3. Experience Icelandic Local Culture and Cuisine
While Iceland’s natural wonders are captivating, the country’s culture and cuisine add depth to your solo journey.
Icelanders celebrate their culture through various festivals. If your visit aligns with one of these events, don’t miss the chance to immerse yourself in Icelandic music, art, and traditions. Reykjavik Arts Festival and Iceland Airwaves are renowned festivals that showcase the country’s vibrant cultural scene.
Icelandic cuisine is a blend of tradition and innovation. Local Icelandic food includes more appetizing options like hearty lamb stew and Icelandic hotdogs, along with options only the brave will taste like sour ram’s testicles.

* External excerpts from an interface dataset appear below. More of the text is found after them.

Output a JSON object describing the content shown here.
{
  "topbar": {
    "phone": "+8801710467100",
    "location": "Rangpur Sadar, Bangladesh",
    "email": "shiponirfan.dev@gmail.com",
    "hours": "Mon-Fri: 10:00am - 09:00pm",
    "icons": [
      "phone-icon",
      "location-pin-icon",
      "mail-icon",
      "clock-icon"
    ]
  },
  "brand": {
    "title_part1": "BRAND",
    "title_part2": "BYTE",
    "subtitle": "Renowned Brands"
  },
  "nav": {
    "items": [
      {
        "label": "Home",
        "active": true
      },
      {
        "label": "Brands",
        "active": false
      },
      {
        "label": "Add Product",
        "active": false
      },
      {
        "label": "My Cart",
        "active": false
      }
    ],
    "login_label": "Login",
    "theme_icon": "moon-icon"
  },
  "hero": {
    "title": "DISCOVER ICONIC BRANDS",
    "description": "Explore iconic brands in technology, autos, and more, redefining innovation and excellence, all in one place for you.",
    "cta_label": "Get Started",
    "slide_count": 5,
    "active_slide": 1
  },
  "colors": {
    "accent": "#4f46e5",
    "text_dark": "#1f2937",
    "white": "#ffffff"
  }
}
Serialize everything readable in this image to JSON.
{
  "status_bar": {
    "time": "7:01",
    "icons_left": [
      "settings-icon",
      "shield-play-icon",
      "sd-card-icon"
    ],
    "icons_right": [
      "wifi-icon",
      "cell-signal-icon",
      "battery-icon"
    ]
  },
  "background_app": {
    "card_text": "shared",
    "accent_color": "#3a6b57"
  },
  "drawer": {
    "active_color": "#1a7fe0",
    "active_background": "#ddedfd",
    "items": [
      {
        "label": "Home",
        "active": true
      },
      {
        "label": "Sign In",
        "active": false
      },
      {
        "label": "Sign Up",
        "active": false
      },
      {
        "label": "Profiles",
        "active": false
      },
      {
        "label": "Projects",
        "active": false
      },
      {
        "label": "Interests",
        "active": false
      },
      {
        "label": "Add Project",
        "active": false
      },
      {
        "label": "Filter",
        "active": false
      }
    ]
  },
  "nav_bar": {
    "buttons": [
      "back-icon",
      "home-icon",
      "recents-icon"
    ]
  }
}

Regardless, exploring Iceland cuisine is a great way to experience the culture.
Get Ready for Your Solo Iceland Adventure
Solo travel in Iceland is not only safe but also an enriching experience that connects you with stunning landscapes, rich culture, and warm-hearted people. The freedom to explore at your own pace, the thrill of outdoor adventures, and the delights of local cuisine make Iceland a top destination for solo travellers. As you venture into this land of ice and fire, the people of Iceland are always ready to assist. Don’t hesitate to seek help when needed.
We recommend booking a rental car with Hertz Iceland for your solo travel trip to Iceland. You can pick your car up right in the airport arrivals hall, so there’s no need to stress when you arrive. For more insights into Iceland, you can check out our range of Iceland travel info resources and safety tips. So, get ready to embark on a solo travel experience of a lifetime in the beautiful country of Iceland.